■ **About this exercise**
What is the number of lines in the data holding the word "Access"? Give that number by itself.

(Website and app data records)
-------------------------

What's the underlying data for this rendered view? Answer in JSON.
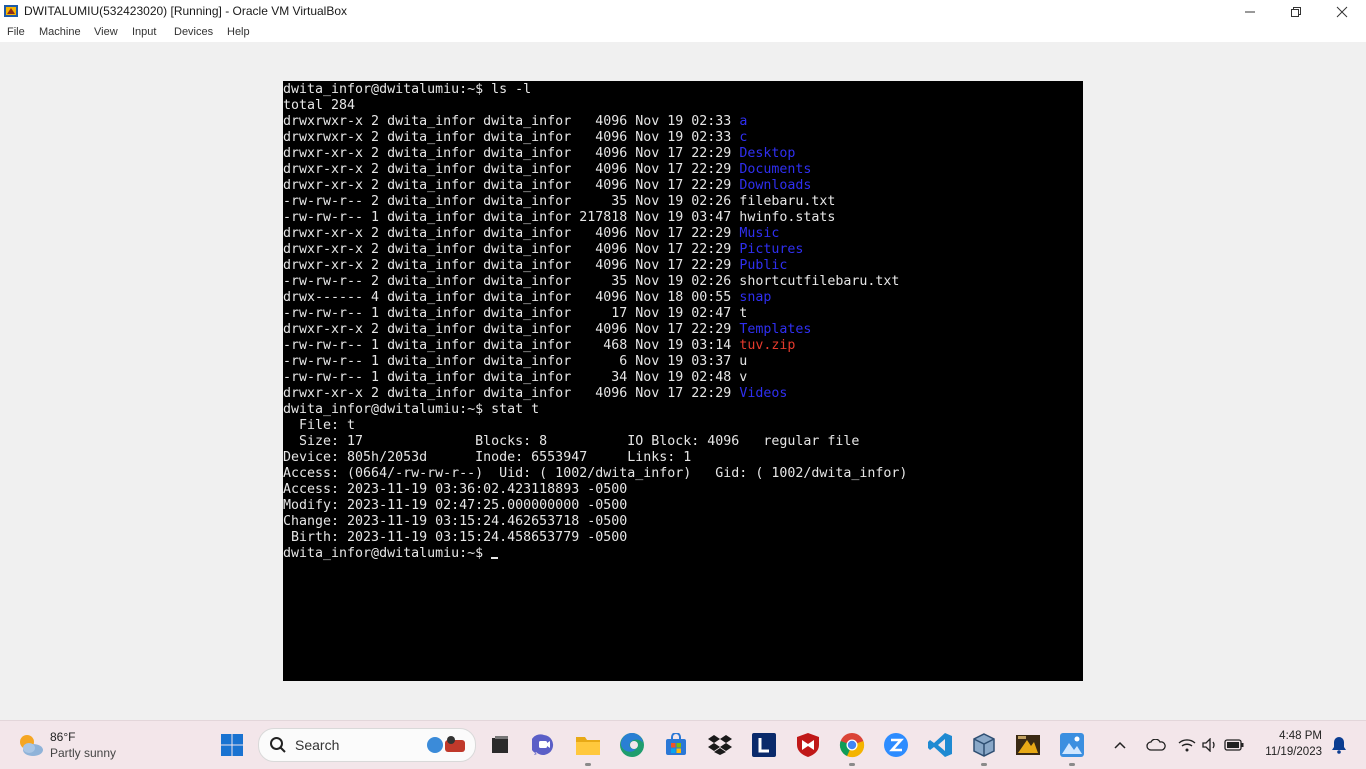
{
  "window": {
    "title": "DWITALUMIU(532423020) [Running] - Oracle VM VirtualBox",
    "menu": [
      "File",
      "Machine",
      "View",
      "Input",
      "Devices",
      "Help"
    ]
  },
  "terminal": {
    "lines": [
      [
        {
          "t": "dwita_infor@dwitalumiu:~$ ls -l",
          "c": ""
        }
      ],
      [
        {
          "t": "total 284",
          "c": ""
        }
      ],
      [
        {
          "t": "drwxrwxr-x 2 dwita_infor dwita_infor   4096 Nov 19 02:33 ",
          "c": ""
        },
        {
          "t": "a",
          "c": "blue"
        }
      ],
      [
        {
          "t": "drwxrwxr-x 2 dwita_infor dwita_infor   4096 Nov 19 02:33 ",
          "c": ""
        },
        {
          "t": "c",
          "c": "blue"
        }
      ],
      [
        {
          "t": "drwxr-xr-x 2 dwita_infor dwita_infor   4096 Nov 17 22:29 ",
          "c": ""
        },
        {
          "t": "Desktop",
          "c": "blue"
        }
      ],
      [
        {
          "t": "drwxr-xr-x 2 dwita_infor dwita_infor   4096 Nov 17 22:29 ",
          "c": ""
        },
        {
          "t": "Documents",
          "c": "blue"
        }
      ],
      [
        {
          "t": "drwxr-xr-x 2 dwita_infor dwita_infor   4096 Nov 17 22:29 ",
          "c": ""
        },
        {
          "t": "Downloads",
          "c": "blue"
        }
      ],
      [
        {
          "t": "-rw-rw-r-- 2 dwita_infor dwita_infor     35 Nov 19 02:26 filebaru.txt",
          "c": ""
        }
      ],
      [
        {
          "t": "-rw-rw-r-- 1 dwita_infor dwita_infor 217818 Nov 19 03:47 hwinfo.stats",
          "c": ""
        }
      ],
      [
        {
          "t": "drwxr-xr-x 2 dwita_infor dwita_infor   4096 Nov 17 22:29 ",
          "c": ""
        },
        {
          "t": "Music",
          "c": "blue"
        }
      ],
      [
        {
          "t": "drwxr-xr-x 2 dwita_infor dwita_infor   4096 Nov 17 22:29 ",
          "c": ""
        },
        {
          "t": "Pictures",
          "c": "blue"
        }
      ],
      [
        {
          "t": "drwxr-xr-x 2 dwita_infor dwita_infor   4096 Nov 17 22:29 ",
          "c": ""
        },
        {
          "t": "Public",
          "c": "blue"
        }
      ],
      [
        {
          "t": "-rw-rw-r-- 2 dwita_infor dwita_infor     35 Nov 19 02:26 shortcutfilebaru.txt",
          "c": ""
        }
      ],
      [
        {
          "t": "drwx------ 4 dwita_infor dwita_infor   4096 Nov 18 00:55 ",
          "c": ""
        },
        {
          "t": "snap",
          "c": "blue"
        }
      ],
      [
        {
          "t": "-rw-rw-r-- 1 dwita_infor dwita_infor     17 Nov 19 02:47 t",
          "c": ""
        }
      ],
      [
        {
          "t": "drwxr-xr-x 2 dwita_infor dwita_infor   4096 Nov 17 22:29 ",
          "c": ""
        },
        {
          "t": "Templates",
          "c": "blue"
        }
      ],
      [
        {
          "t": "-rw-rw-r-- 1 dwita_infor dwita_infor    468 Nov 19 03:14 ",
          "c": ""
        },
        {
          "t": "tuv.zip",
          "c": "red"
        }
      ],
      [
        {
          "t": "-rw-rw-r-- 1 dwita_infor dwita_infor      6 Nov 19 03:37 u",
          "c": ""
        }
      ],
      [
        {
          "t": "-rw-rw-r-- 1 dwita_infor dwita_infor     34 Nov 19 02:48 v",
          "c": ""
        }
      ],
      [
        {
          "t": "drwxr-xr-x 2 dwita_infor dwita_infor   4096 Nov 17 22:29 ",
          "c": ""
        },
        {
          "t": "Videos",
          "c": "blue"
        }
      ],
      [
        {
          "t": "dwita_infor@dwitalumiu:~$ stat t",
          "c": ""
        }
      ],
      [
        {
          "t": "  File: t",
          "c": ""
        }
      ],
      [
        {
          "t": "  Size: 17              Blocks: 8          IO Block: 4096   regular file",
          "c": ""
        }
      ],
      [
        {
          "t": "Device: 805h/2053d      Inode: 6553947     Links: 1",
          "c": ""
        }
      ],
      [
        {
          "t": "Access: (0664/-rw-rw-r--)  Uid: ( 1002/dwita_infor)   Gid: ( 1002/dwita_infor)",
          "c": ""
        }
      ],
      [
        {
          "t": "Access: 2023-11-19 03:36:02.423118893 -0500",
          "c": ""
        }
      ],
      [
        {
          "t": "Modify: 2023-11-19 02:47:25.000000000 -0500",
          "c": ""
        }
      ],
      [
        {
          "t": "Change: 2023-11-19 03:15:24.462653718 -0500",
          "c": ""
        }
      ],
      [
        {
          "t": " Birth: 2023-11-19 03:15:24.458653779 -0500",
          "c": ""
        }
      ],
      [
        {
          "t": "dwita_infor@dwitalumiu:~$ ",
          "c": "",
          "cursor": true
        }
      ]
    ]
  },
  "taskbar": {
    "weather": {
      "temp": "86°F",
      "desc": "Partly sunny"
    },
    "search_placeholder": "Search",
    "apps": [
      "start",
      "search",
      "task-view",
      "teams-meet",
      "file-explorer",
      "edge",
      "microsoft-store",
      "dropbox",
      "l-app",
      "mcafee",
      "chrome",
      "zoom",
      "vscode",
      "virtualbox",
      "photo-app",
      "windows-app"
    ],
    "clock": {
      "time": "4:48 PM",
      "date": "11/19/2023"
    }
  },
  "colors": {
    "accent_blue": "#2f2ff0",
    "archive_red": "#e43a2c",
    "taskbar_bg": "#f3e6ea"
  }
}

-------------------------

■ **Response to this exercise**
2